◆ Extracted information
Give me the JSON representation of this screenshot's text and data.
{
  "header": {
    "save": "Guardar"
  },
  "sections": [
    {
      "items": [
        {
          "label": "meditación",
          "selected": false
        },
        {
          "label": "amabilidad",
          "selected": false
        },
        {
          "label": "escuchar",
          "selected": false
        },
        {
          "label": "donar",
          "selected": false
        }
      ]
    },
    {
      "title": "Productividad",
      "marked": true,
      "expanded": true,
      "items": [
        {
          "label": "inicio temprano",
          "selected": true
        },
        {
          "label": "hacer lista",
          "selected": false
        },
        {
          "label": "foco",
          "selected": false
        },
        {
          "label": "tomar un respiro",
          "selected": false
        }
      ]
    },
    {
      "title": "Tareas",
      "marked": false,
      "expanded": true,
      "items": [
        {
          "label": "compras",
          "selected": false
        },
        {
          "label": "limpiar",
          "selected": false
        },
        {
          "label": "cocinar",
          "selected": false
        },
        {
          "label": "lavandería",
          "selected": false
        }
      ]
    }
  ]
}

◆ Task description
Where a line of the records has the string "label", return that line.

◆ Result
          "label": "meditación",
          "label": "amabilidad",
          "label": "escuchar",
          "label": "donar",
          "label": "inicio temprano",
          "label": "hacer lista",
          "label": "foco",
          "label": "tomar un respiro",
          "label": "compras",
          "label": "limpiar",
          "label": "cocinar",
          "label": "lavandería",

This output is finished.